Exercise aim: Please go through the records below and return every line holding the word "type".

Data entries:
★ ★ ★

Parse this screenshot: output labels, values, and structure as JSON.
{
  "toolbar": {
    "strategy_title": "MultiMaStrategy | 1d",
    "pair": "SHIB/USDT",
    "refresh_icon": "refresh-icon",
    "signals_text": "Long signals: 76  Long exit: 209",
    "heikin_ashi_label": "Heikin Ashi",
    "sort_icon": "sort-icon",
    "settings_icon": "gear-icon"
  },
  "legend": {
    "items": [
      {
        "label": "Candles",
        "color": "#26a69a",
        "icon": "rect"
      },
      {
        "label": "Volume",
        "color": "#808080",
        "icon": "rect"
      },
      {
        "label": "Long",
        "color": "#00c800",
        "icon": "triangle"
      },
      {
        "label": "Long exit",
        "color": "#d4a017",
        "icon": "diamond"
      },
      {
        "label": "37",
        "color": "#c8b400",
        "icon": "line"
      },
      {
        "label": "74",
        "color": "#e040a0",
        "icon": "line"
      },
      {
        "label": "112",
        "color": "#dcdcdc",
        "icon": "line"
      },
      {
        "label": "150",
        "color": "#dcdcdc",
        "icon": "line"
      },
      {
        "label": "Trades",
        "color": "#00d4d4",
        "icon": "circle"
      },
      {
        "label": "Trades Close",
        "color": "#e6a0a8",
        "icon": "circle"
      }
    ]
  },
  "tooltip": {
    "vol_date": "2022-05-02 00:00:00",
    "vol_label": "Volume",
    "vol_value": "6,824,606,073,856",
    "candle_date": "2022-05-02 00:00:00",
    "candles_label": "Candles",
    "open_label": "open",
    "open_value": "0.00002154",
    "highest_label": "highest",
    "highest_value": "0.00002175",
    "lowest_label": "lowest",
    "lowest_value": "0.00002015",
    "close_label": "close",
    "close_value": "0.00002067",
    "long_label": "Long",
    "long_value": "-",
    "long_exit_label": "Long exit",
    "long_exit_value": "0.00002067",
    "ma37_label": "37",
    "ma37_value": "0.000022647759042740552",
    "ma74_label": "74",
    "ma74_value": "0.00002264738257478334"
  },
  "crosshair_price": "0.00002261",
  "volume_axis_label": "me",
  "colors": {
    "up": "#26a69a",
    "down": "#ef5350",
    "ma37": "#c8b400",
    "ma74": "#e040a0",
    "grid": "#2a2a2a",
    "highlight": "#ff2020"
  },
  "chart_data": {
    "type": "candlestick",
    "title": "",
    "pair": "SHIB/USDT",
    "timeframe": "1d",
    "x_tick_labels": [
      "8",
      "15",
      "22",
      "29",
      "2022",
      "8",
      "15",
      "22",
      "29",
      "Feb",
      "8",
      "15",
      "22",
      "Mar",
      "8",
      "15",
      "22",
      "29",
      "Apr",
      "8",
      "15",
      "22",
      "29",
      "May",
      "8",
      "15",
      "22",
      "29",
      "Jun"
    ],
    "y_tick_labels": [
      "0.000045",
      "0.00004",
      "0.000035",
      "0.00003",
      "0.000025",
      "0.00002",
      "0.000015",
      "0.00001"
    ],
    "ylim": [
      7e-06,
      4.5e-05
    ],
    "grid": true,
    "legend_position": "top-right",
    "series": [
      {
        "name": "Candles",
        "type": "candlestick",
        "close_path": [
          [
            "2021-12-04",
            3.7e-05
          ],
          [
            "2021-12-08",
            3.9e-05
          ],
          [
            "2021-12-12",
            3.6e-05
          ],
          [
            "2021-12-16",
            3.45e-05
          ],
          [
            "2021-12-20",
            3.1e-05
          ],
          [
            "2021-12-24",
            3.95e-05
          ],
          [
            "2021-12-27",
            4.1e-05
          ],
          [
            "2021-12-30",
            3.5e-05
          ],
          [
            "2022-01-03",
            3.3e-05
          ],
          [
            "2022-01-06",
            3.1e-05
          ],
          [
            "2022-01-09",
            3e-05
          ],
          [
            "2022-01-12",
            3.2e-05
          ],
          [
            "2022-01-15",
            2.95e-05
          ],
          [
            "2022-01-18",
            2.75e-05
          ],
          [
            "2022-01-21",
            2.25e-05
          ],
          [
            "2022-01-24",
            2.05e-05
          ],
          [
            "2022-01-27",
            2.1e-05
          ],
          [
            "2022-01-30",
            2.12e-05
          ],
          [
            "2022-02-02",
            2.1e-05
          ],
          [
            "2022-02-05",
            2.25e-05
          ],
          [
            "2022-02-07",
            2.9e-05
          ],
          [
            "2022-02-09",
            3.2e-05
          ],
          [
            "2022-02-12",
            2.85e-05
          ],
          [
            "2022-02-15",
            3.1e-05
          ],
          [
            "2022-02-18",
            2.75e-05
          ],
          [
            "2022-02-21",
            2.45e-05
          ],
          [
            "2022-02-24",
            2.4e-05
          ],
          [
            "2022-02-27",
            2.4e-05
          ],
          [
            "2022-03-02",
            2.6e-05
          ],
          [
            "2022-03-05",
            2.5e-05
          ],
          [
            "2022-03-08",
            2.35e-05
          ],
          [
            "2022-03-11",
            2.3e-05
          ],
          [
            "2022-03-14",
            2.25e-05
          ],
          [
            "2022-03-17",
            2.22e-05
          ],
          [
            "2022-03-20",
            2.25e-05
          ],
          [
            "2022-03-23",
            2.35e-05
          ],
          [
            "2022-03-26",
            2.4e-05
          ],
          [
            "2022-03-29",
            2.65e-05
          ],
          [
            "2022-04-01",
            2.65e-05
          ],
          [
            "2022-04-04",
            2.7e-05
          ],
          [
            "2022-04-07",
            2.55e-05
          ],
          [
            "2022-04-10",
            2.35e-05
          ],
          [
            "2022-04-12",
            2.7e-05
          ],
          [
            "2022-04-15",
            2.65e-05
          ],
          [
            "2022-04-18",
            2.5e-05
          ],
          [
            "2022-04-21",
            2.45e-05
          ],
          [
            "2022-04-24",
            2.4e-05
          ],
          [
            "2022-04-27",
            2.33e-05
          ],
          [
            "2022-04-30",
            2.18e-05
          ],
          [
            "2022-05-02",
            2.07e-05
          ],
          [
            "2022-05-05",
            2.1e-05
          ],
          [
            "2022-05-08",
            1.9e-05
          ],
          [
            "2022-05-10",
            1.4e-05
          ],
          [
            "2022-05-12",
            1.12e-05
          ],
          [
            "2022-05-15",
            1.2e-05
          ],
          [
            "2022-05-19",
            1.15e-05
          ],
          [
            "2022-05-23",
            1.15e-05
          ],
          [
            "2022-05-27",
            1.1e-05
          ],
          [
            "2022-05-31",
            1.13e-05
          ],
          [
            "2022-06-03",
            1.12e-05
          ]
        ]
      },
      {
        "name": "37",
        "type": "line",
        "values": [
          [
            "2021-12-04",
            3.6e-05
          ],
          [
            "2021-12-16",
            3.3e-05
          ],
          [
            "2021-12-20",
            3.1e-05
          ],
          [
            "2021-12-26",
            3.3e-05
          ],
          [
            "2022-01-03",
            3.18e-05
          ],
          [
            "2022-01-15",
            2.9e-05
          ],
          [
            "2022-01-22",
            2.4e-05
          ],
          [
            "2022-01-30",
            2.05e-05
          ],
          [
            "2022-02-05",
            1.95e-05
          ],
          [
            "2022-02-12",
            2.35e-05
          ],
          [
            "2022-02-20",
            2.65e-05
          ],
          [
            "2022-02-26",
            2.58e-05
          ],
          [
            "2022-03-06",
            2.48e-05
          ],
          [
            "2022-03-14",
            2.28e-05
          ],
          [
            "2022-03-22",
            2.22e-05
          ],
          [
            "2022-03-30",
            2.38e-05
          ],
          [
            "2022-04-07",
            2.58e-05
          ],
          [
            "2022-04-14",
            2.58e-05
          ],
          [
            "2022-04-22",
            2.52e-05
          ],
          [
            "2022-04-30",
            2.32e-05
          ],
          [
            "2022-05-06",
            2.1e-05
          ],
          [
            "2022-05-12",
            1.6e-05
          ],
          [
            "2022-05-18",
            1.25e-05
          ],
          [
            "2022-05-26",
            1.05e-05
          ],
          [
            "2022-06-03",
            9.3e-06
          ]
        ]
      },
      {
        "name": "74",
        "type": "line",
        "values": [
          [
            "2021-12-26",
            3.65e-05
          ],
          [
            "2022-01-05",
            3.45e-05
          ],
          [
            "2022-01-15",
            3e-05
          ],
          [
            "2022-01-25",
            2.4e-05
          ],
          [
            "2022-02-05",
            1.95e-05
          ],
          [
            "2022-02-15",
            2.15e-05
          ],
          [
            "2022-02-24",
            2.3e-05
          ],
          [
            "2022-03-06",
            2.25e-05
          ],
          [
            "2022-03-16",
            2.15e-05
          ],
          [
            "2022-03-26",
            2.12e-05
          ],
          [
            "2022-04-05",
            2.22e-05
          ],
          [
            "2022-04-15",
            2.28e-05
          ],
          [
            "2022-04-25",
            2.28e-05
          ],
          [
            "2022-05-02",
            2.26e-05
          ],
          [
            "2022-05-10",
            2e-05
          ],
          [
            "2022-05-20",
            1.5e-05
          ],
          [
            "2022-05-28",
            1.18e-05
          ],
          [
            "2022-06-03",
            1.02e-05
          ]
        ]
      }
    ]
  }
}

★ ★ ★

Output for this task:
    "type": "candlestick",
        "type": "candlestick",
        "type": "line",
        "type": "line",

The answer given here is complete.